The July WTI contract was up 12 cents per barrel at $31.77.
The market was boosted earlier by signs that output cuts agreed by the Organization of the Petroleum Exporting Countries (OPEC) and others including Russia, a group known as OPEC+, are being implemented.
OPEC+ cut its oil exports sharply in the first half of May, companies that track shipments said, suggesting a strong start in complying with their latest pact to curb output.
U.S. production is also falling, with crude output from seven major shale formations expected to fall to 7.822 million barrels per day in June, the lowest since August 2018, according to the U.S. Energy Information Administration.
A recovery in fuel demand in India also gathered momentum in the first half of May.
Still, global demand recovery is expected to be slow as some restrictions remain and there is a significant risk of repeat outbreaks and lockdowns.
The Eurasia group urged caution on oil consumption, citing “a global recession, cautious consumers, and a later and potentially worse peak of the coronavirus outbreak in emerging markets such as Latin America, Africa, and South Asia”.
US oil producers have been expected for some time to have to shut down oil production as a result of the Covid-19 pandemic, but they were initially slow to move. Now that profitability and storage limitations have started to hurt, the curtailment wave has accelerated. A Rystad Energy analysis shows that gross US cuts could reach at least 2 million barrels per day (bpd) in June, including liquids.
Net oil production cuts could reach 835,000 bpd in May and 877,000 bpd in June, compared to around 256,000 bpd in April, according to Rystad Energy’s interpretation of early communication from 31 US oil producers.
This represents gross curtailments (including royalties to the government) of over 1 million bpd in both May and June, and at least 1.5 million bpd if total gross liquids output is considered.

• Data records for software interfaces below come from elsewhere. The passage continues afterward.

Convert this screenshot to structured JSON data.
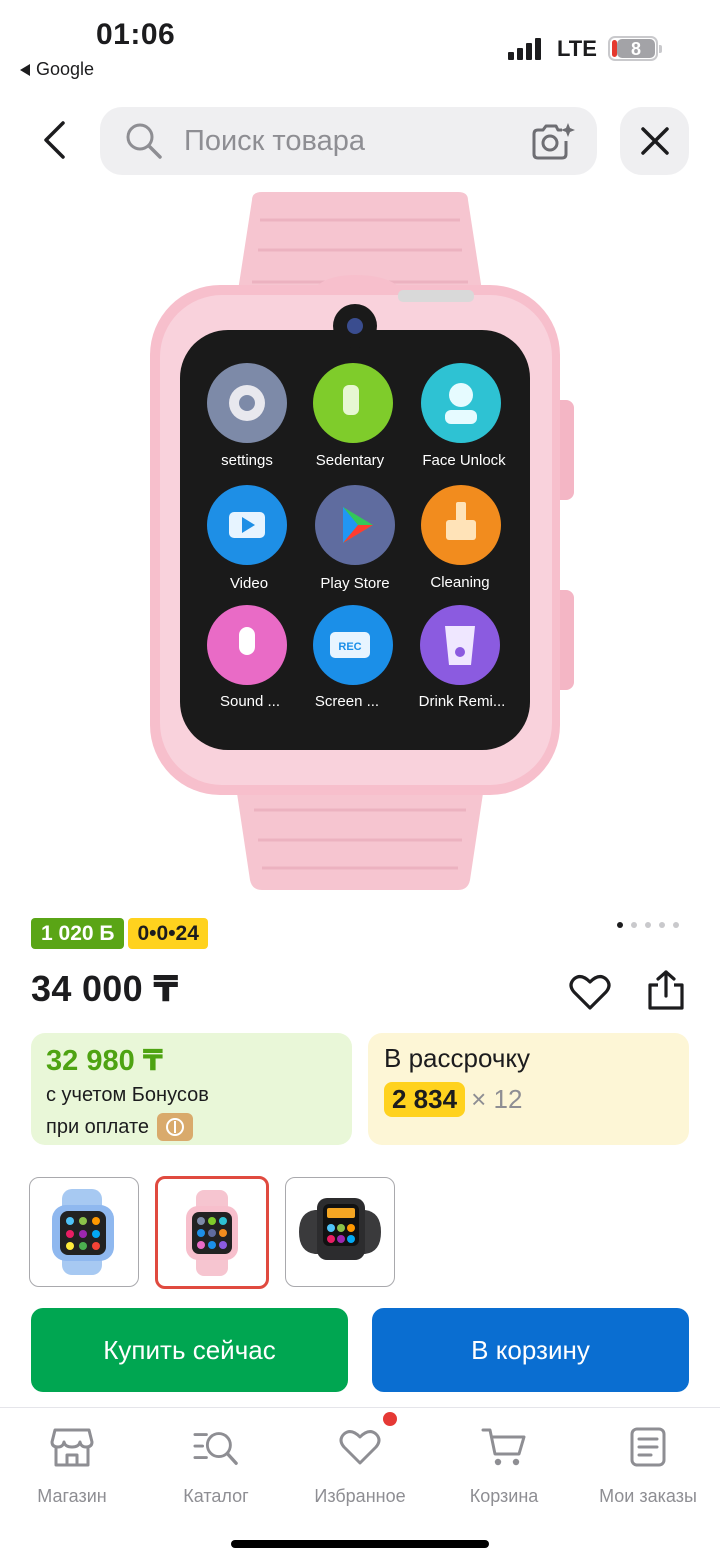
{
  "status_bar": {
    "time": "01:06",
    "back_app": "Google",
    "network": "LTE",
    "battery_level": "8"
  },
  "header": {
    "search_placeholder": "Поиск товара"
  },
  "product": {
    "bonus_badge": "1 020 Б",
    "installment_badge": "0•0•24",
    "image_pager": {
      "count": 5,
      "active": 1
    },
    "price": "34 000 ₸"
  },
  "bonus_card": {
    "amount": "32 980 ₸",
    "line1": "с учетом Бонусов",
    "line2": "при оплате"
  },
  "installment_card": {
    "title": "В рассрочку",
    "monthly": "2 834",
    "months": "× 12"
  },
  "thumbnails": [
    {
      "color": "blue",
      "selected": false
    },
    {
      "color": "pink",
      "selected": true
    },
    {
      "color": "black",
      "selected": false
    }
  ],
  "actions": {
    "buy_now": "Купить сейчас",
    "add_to_cart": "В корзину"
  },
  "tabbar": {
    "items": [
      {
        "label": "Магазин",
        "icon": "store-icon"
      },
      {
        "label": "Каталог",
        "icon": "catalog-search-icon"
      },
      {
        "label": "Избранное",
        "icon": "heart-icon",
        "has_notification": true
      },
      {
        "label": "Корзина",
        "icon": "cart-icon"
      },
      {
        "label": "Мои заказы",
        "icon": "orders-icon"
      }
    ]
  },
  "watch_screen_apps": [
    "settings",
    "Sedentary",
    "Face Unlock",
    "Video",
    "Play Store",
    "Cleaning",
    "Sound ...",
    "Screen ...",
    "Drink Remi..."
  ],
  "colors": {
    "buy_button": "#00a651",
    "cart_button": "#0a6ed1",
    "bonus_green": "#5aa516",
    "installment_yellow": "#ffd21e",
    "selected_thumb_border": "#e04a3f"
  }
}
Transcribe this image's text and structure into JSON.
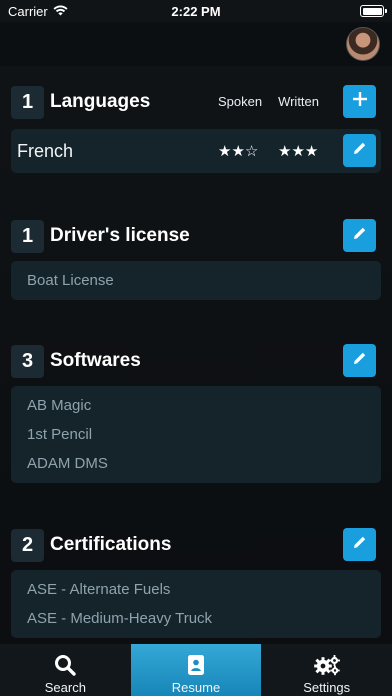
{
  "status": {
    "carrier": "Carrier",
    "time": "2:22 PM"
  },
  "languages": {
    "count": "1",
    "title": "Languages",
    "col_spoken": "Spoken",
    "col_written": "Written",
    "items": [
      {
        "name": "French",
        "spoken_stars": "★★☆",
        "written_stars": "★★★",
        "spoken_rating": 2,
        "written_rating": 3,
        "max_rating": 3
      }
    ]
  },
  "drivers_license": {
    "count": "1",
    "title": "Driver's license",
    "items": [
      "Boat License"
    ]
  },
  "softwares": {
    "count": "3",
    "title": "Softwares",
    "items": [
      "AB Magic",
      "1st Pencil",
      "ADAM DMS"
    ]
  },
  "certifications": {
    "count": "2",
    "title": "Certifications",
    "items": [
      "ASE - Alternate Fuels",
      "ASE - Medium-Heavy Truck"
    ]
  },
  "tabs": [
    {
      "label": "Search",
      "icon": "search-icon",
      "active": false
    },
    {
      "label": "Resume",
      "icon": "resume-icon",
      "active": true
    },
    {
      "label": "Settings",
      "icon": "gears-icon",
      "active": false
    }
  ],
  "colors": {
    "accent": "#1a9fde",
    "panel": "#15232b",
    "muted_text": "#8fa3ad"
  }
}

Adding the potential uncommunicated contribution from private and smaller operators, who are also likely to struggle, total Covid-19-related gross liquids output curtailments could easily hit at least 2 million bpd in June.